Excerpts from an interface dataset
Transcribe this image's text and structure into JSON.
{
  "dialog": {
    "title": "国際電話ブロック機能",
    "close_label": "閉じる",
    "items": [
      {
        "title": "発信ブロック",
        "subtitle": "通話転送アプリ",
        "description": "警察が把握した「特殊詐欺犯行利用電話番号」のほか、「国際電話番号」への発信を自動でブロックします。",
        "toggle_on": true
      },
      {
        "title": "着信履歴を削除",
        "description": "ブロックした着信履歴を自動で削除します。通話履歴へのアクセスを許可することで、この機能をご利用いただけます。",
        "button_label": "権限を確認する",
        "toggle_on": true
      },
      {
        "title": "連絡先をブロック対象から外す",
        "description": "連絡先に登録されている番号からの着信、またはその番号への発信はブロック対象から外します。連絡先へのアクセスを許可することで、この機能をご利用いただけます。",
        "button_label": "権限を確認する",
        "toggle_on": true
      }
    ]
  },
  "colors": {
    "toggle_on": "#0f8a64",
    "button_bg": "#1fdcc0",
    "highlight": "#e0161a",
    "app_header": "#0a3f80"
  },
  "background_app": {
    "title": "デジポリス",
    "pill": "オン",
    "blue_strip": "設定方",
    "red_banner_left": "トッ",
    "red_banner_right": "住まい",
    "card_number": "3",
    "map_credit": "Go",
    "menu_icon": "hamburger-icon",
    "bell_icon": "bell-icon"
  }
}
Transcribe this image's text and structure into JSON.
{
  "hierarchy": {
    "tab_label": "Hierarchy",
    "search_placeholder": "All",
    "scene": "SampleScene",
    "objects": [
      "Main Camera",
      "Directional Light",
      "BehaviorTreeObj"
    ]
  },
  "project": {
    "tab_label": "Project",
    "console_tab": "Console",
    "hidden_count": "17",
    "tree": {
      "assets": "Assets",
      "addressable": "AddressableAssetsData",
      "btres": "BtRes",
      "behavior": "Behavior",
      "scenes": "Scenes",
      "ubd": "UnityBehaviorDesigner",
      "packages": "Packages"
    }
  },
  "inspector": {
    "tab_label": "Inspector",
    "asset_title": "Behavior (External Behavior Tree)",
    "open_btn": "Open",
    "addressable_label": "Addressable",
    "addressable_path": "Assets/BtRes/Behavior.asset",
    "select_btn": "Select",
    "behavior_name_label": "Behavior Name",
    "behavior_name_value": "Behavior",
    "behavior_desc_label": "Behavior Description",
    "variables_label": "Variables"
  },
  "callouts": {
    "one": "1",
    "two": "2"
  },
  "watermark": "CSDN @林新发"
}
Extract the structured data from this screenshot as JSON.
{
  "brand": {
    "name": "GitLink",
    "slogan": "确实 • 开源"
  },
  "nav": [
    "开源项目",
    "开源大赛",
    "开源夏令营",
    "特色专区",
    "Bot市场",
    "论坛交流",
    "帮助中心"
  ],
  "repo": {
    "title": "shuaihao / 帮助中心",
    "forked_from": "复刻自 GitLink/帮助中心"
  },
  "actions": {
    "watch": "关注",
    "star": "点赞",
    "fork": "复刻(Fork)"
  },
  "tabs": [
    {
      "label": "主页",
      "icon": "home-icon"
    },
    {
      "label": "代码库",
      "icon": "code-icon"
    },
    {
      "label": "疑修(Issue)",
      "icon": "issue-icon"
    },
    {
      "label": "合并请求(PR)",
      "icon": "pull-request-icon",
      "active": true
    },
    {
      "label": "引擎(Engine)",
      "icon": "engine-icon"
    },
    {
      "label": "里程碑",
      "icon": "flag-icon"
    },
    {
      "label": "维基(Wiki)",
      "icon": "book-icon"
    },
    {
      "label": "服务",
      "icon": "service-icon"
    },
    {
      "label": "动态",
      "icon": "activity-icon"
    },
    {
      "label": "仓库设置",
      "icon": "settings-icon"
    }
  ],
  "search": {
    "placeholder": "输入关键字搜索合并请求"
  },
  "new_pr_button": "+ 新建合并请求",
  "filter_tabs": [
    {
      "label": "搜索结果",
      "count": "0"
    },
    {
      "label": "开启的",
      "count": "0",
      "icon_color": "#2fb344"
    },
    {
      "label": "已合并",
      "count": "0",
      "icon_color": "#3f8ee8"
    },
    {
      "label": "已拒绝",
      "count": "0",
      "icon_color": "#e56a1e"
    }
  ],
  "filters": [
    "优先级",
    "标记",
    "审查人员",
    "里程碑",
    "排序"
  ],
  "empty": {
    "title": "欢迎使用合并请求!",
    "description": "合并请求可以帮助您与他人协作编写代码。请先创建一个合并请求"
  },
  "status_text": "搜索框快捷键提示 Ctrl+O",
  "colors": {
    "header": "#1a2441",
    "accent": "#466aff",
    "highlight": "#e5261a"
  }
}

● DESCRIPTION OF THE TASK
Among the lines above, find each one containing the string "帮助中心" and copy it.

● EXERCISE OUTPUT
    "帮助中心"
    "title": "shuaihao / 帮助中心",
    "forked_from": "复刻自 GitLink/帮助中心"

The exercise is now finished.